# WHAT NEEDS TO BE DONE
Only a number is wanted: how many lines in the records below contain "date"?

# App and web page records
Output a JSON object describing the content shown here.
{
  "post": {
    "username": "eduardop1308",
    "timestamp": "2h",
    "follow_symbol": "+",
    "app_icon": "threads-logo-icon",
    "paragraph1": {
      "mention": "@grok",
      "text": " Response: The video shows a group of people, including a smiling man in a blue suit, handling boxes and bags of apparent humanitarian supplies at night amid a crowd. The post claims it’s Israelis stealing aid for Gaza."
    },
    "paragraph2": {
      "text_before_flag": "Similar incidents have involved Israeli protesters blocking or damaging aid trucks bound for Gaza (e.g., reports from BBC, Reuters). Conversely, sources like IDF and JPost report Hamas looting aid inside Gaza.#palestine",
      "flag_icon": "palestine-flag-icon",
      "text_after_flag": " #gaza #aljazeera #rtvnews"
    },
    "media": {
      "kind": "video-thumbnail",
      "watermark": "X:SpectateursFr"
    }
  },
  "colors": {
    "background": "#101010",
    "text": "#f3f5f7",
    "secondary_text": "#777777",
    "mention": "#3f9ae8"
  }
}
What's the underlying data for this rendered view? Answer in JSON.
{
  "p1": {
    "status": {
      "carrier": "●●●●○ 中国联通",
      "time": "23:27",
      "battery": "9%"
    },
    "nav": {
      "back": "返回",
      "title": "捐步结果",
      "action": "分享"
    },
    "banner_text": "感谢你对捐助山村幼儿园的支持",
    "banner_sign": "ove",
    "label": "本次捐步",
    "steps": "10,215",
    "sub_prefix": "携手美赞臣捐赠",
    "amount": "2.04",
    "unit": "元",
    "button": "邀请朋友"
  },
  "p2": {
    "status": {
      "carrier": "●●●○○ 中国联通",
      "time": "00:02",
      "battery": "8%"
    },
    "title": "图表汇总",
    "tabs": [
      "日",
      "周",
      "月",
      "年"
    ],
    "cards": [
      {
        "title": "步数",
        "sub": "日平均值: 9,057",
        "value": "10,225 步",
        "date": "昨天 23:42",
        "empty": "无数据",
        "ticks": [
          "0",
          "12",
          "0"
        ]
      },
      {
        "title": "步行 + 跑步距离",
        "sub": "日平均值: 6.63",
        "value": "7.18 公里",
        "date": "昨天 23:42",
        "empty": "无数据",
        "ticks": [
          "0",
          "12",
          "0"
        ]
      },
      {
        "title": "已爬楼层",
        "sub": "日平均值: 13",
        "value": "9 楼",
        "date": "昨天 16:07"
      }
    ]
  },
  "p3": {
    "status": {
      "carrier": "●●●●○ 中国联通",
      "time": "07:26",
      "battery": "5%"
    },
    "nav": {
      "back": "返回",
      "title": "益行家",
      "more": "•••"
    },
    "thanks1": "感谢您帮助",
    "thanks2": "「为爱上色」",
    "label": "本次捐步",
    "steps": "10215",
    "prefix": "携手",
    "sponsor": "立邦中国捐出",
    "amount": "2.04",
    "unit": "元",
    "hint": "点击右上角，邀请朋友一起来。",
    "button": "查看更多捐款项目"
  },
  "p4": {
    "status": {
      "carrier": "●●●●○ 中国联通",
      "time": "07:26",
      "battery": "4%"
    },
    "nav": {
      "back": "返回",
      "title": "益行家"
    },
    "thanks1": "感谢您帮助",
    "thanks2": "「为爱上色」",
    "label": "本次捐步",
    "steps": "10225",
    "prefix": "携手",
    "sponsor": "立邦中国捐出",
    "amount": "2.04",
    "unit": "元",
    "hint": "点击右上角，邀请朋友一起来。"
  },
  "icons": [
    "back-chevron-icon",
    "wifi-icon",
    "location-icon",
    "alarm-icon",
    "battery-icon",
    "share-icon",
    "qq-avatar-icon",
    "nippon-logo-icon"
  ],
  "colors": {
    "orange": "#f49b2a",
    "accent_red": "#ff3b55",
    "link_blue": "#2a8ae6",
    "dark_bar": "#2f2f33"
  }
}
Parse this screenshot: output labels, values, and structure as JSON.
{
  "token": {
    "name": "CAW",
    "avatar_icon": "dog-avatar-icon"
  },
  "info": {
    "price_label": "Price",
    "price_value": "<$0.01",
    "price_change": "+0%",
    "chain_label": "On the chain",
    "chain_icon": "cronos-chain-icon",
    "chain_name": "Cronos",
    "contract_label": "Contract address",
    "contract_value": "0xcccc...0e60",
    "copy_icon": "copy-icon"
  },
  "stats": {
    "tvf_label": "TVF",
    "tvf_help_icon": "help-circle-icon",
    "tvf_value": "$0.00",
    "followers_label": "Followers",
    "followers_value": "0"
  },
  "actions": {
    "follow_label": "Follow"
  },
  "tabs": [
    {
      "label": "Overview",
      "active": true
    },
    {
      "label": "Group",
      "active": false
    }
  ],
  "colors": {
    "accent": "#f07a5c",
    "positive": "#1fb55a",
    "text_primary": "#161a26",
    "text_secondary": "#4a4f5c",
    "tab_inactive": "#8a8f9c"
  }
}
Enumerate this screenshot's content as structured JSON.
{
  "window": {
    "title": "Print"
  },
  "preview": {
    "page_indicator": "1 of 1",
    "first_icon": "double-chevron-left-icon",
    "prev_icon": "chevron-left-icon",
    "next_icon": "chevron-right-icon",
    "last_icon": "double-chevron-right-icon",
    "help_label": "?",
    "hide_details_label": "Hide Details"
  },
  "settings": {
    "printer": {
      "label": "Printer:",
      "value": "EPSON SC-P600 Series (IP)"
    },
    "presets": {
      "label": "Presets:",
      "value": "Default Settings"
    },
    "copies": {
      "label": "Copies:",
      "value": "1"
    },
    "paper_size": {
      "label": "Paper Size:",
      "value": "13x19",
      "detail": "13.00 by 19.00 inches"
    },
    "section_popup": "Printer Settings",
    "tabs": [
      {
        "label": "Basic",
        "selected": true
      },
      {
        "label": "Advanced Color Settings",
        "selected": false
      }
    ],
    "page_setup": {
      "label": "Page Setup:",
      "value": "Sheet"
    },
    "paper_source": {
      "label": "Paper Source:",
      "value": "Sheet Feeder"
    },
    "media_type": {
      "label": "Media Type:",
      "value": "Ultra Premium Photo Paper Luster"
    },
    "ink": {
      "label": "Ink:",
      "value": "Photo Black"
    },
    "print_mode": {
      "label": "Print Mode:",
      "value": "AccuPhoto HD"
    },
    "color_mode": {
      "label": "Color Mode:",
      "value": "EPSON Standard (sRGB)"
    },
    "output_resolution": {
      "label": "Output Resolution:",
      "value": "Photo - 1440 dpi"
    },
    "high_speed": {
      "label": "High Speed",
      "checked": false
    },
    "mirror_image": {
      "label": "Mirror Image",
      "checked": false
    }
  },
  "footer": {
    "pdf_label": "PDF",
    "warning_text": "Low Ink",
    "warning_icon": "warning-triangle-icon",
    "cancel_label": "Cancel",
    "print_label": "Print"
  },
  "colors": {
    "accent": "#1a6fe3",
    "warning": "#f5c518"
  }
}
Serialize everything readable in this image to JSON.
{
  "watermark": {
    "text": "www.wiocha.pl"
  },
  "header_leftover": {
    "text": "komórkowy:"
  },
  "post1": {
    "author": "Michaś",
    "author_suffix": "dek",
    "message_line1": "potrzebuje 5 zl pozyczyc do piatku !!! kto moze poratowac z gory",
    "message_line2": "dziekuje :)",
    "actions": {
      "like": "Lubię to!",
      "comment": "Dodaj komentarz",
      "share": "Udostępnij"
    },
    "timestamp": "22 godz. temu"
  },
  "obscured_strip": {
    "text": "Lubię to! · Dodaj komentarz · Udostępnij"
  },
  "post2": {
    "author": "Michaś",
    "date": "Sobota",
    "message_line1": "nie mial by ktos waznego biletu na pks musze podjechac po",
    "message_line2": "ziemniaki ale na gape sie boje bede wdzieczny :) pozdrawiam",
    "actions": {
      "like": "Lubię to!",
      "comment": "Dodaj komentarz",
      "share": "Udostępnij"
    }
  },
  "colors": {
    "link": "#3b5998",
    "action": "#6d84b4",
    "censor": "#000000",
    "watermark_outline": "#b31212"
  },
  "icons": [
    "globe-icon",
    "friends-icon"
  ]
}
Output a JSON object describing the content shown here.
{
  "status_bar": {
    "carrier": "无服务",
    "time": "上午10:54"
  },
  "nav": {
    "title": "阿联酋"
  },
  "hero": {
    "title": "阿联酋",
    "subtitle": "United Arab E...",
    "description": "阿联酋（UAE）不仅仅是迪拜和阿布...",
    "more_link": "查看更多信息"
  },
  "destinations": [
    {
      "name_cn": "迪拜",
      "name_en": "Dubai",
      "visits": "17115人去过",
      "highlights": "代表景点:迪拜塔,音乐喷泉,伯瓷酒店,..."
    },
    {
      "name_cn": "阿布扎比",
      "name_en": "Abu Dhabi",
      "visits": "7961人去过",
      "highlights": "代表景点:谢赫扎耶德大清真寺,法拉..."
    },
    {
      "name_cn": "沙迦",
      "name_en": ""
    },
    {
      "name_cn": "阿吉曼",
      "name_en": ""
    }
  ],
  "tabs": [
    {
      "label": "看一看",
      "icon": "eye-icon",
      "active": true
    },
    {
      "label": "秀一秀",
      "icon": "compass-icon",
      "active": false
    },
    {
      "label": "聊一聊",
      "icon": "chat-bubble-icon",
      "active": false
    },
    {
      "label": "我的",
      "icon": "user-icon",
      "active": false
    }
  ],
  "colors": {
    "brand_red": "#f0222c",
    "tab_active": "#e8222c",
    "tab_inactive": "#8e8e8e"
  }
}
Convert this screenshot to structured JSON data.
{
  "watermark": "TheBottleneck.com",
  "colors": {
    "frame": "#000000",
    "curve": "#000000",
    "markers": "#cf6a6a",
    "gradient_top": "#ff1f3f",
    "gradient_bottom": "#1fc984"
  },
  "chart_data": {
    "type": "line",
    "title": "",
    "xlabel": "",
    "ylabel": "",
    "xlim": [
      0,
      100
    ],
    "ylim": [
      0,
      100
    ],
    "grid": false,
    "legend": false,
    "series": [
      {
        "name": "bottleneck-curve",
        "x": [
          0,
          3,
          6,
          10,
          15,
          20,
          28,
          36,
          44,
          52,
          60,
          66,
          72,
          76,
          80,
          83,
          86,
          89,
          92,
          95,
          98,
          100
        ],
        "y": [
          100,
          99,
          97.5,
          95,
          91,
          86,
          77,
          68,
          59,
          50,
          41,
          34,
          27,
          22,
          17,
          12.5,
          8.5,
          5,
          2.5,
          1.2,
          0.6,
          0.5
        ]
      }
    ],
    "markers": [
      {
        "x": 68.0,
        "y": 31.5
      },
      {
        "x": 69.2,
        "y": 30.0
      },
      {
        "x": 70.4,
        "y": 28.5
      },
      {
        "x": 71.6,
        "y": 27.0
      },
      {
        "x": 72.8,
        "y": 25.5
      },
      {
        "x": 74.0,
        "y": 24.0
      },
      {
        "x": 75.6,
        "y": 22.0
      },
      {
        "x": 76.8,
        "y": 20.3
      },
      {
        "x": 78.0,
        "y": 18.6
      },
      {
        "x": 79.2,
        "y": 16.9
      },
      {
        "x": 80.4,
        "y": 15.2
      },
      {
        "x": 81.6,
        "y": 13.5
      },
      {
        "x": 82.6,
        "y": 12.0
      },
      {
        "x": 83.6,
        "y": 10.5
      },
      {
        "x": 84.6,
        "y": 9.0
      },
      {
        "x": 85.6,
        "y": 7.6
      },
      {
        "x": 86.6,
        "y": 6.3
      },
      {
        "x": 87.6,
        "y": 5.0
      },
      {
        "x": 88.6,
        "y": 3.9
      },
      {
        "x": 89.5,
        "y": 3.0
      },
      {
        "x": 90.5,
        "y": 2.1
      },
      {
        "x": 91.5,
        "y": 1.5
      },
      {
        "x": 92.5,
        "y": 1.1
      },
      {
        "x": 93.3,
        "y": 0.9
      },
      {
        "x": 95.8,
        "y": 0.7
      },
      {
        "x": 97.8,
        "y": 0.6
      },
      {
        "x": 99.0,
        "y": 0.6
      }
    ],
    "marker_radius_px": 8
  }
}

# WRITTEN ANSWER
4